• _What you need to do_
Pick out and copy every line below that has the word "command".

• _Information shown_
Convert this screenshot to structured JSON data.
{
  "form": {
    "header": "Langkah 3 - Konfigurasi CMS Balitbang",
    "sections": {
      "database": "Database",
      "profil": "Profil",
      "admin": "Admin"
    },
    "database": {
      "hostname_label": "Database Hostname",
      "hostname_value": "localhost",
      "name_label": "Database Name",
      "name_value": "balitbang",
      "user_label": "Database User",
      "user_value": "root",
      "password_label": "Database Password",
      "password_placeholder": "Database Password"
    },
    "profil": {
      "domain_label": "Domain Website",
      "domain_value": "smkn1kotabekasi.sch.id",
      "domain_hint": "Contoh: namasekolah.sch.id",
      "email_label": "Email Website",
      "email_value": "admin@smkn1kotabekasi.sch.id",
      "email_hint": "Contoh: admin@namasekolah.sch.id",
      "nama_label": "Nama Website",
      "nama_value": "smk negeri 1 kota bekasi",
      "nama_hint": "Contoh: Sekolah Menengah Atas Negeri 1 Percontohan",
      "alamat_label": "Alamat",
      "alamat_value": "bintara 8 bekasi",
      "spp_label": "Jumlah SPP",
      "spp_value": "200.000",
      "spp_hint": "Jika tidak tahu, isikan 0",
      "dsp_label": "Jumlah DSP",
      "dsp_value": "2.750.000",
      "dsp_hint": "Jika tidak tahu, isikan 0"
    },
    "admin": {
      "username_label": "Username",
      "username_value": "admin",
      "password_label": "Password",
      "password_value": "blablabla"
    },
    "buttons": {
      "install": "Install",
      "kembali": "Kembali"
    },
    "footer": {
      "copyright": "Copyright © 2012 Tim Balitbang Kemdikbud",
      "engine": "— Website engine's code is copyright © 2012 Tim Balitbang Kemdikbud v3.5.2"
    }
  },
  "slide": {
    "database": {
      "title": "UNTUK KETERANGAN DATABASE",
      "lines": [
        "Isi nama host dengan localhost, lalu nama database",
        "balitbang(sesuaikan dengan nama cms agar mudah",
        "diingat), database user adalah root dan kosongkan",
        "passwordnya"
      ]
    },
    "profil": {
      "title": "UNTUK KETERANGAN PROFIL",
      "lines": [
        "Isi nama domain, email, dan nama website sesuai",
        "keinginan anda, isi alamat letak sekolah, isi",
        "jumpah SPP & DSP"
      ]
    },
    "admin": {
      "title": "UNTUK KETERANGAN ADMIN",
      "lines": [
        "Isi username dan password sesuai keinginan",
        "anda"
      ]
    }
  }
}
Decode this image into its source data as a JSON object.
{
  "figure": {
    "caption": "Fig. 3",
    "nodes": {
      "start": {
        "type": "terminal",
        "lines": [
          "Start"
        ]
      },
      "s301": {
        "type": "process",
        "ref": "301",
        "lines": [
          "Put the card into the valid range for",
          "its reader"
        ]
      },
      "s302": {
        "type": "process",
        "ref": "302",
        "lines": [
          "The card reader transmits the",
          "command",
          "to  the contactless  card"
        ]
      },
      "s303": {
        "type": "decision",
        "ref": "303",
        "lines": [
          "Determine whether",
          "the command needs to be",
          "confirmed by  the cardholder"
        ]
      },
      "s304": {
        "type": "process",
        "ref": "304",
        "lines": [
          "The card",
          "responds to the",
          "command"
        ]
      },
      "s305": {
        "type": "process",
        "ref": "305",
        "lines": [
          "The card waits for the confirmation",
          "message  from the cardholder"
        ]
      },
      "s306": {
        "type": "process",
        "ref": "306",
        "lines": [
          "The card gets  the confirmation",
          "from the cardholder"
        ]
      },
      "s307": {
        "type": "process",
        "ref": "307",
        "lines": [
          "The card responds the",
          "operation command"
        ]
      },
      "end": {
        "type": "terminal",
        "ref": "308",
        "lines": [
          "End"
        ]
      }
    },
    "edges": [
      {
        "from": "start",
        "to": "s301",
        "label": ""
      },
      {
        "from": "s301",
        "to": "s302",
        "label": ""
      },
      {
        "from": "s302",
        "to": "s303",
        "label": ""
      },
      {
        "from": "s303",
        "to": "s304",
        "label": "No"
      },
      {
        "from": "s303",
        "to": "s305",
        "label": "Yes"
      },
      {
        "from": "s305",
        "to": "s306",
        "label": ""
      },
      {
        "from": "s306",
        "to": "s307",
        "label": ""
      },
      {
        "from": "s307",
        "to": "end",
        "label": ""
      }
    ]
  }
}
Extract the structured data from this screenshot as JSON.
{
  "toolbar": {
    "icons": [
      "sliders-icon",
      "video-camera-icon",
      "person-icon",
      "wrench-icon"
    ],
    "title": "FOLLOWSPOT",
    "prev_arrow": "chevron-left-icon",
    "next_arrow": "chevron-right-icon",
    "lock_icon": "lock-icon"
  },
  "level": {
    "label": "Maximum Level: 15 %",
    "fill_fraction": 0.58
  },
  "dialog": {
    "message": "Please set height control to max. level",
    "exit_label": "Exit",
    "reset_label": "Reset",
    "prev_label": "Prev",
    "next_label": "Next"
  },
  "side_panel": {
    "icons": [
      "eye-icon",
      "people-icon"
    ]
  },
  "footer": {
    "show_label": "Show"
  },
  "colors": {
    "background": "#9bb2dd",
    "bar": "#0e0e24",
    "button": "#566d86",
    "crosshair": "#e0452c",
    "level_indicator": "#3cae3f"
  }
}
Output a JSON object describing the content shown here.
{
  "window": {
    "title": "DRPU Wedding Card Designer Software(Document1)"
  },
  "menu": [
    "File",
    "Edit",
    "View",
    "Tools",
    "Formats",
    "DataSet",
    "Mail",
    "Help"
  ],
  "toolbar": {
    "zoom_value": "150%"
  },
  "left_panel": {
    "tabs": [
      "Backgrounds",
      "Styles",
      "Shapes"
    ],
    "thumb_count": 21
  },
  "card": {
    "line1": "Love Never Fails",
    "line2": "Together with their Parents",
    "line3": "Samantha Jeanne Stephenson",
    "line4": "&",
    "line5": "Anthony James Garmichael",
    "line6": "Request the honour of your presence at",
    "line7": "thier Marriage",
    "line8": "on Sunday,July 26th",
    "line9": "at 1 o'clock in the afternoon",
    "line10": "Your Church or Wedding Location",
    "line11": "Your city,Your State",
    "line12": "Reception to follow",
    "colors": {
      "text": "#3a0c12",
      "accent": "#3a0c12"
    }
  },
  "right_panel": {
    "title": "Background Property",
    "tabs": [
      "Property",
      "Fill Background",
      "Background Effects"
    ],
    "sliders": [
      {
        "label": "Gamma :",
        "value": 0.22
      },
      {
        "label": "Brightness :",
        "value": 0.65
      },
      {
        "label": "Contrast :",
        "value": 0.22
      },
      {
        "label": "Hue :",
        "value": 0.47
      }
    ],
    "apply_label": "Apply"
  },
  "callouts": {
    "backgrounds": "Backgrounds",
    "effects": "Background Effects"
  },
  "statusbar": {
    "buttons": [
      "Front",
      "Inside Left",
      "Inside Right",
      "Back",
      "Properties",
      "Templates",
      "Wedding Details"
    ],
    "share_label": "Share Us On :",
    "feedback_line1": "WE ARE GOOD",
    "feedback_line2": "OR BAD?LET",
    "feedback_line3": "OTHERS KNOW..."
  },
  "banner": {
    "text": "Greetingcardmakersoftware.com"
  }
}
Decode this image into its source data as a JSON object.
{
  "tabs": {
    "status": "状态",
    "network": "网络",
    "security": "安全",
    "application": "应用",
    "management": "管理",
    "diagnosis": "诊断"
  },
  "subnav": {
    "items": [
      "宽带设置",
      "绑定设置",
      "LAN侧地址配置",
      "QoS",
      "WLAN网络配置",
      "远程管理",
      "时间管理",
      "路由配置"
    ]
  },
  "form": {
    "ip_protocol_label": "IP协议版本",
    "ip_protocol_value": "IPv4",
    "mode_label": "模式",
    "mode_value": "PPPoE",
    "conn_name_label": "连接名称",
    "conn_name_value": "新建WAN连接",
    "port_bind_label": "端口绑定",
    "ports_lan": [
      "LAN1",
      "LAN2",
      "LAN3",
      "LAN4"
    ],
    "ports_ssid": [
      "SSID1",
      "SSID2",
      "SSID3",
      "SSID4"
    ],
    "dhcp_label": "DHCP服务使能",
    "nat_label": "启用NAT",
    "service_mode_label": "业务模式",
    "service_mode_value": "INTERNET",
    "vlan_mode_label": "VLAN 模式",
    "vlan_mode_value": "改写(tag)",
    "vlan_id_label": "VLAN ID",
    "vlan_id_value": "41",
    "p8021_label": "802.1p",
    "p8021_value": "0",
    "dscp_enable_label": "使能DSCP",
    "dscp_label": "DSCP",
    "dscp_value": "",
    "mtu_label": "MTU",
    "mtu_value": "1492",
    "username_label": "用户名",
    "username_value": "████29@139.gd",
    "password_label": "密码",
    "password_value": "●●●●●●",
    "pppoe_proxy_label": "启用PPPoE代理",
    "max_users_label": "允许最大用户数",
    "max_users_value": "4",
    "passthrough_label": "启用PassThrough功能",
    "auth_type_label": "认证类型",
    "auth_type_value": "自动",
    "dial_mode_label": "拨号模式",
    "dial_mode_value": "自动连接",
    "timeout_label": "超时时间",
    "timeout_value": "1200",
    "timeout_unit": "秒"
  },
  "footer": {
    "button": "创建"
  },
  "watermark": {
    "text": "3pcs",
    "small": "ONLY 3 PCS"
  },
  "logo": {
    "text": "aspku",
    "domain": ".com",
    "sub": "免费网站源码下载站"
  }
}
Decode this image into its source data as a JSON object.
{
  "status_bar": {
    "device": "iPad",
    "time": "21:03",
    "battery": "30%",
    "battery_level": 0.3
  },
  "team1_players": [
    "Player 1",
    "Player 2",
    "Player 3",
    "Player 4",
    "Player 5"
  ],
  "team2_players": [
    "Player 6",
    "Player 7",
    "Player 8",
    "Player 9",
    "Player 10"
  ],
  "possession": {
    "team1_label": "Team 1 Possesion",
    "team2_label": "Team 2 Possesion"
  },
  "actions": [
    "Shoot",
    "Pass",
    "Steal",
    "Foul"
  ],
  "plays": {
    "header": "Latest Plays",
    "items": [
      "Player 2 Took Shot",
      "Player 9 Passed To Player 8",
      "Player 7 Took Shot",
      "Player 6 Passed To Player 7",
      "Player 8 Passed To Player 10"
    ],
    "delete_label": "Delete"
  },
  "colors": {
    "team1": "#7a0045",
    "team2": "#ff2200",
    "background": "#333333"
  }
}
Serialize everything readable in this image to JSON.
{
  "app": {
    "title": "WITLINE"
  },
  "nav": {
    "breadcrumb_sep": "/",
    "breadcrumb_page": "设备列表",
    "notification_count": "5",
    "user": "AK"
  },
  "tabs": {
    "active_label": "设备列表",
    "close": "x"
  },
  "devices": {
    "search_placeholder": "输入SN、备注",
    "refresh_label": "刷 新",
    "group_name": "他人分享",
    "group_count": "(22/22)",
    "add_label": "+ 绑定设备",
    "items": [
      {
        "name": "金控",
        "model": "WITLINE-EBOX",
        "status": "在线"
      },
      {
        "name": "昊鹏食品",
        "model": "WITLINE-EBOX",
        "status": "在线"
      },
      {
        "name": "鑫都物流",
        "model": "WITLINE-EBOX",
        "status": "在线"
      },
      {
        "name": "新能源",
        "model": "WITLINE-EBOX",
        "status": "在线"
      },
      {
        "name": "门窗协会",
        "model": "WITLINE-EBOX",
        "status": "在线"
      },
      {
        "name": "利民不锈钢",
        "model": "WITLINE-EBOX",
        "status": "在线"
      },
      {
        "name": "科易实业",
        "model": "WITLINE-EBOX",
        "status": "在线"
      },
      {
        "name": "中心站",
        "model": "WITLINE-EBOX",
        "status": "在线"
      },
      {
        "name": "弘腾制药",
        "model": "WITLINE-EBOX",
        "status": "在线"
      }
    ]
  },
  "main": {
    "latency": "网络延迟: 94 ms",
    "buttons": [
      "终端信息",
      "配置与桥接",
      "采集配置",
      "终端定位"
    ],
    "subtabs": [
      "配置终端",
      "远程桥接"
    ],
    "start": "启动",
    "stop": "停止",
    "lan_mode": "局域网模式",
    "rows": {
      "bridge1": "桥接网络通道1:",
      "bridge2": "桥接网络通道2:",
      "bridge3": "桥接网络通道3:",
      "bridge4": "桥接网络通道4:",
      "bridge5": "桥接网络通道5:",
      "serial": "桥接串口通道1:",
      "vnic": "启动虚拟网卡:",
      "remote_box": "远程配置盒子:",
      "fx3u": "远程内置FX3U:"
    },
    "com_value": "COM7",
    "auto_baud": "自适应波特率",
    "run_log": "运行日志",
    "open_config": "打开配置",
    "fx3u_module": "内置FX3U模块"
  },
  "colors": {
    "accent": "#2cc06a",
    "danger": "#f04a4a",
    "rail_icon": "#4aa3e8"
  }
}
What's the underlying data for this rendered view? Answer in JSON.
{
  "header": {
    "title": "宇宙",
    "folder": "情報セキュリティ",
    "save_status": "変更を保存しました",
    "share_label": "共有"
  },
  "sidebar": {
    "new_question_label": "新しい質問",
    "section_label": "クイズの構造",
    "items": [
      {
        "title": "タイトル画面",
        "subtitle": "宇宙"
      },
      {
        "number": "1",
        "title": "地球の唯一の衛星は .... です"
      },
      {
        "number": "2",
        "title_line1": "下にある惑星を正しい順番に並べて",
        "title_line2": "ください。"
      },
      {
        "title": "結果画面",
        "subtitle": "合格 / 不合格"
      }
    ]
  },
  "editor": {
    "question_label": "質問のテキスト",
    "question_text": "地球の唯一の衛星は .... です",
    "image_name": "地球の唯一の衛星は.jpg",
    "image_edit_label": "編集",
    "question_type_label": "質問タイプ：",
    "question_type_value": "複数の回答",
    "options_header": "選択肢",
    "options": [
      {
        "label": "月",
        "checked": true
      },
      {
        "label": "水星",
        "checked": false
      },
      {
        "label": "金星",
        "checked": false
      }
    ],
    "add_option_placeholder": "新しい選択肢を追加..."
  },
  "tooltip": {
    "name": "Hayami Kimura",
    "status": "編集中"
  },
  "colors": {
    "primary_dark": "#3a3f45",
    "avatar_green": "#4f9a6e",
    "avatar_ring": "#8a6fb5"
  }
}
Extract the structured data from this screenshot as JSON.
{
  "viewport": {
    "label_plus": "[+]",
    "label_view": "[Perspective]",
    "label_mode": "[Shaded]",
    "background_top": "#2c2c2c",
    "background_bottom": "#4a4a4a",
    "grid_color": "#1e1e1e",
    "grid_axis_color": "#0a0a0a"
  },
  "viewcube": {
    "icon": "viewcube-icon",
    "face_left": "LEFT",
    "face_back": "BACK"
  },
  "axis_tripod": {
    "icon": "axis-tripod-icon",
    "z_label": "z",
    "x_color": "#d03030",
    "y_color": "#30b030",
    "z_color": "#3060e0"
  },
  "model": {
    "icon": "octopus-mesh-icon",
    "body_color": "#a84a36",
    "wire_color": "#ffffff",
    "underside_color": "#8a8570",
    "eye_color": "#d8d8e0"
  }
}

• _Task output_
          "command",
          "the command needs to be",
          "command"
          "operation command"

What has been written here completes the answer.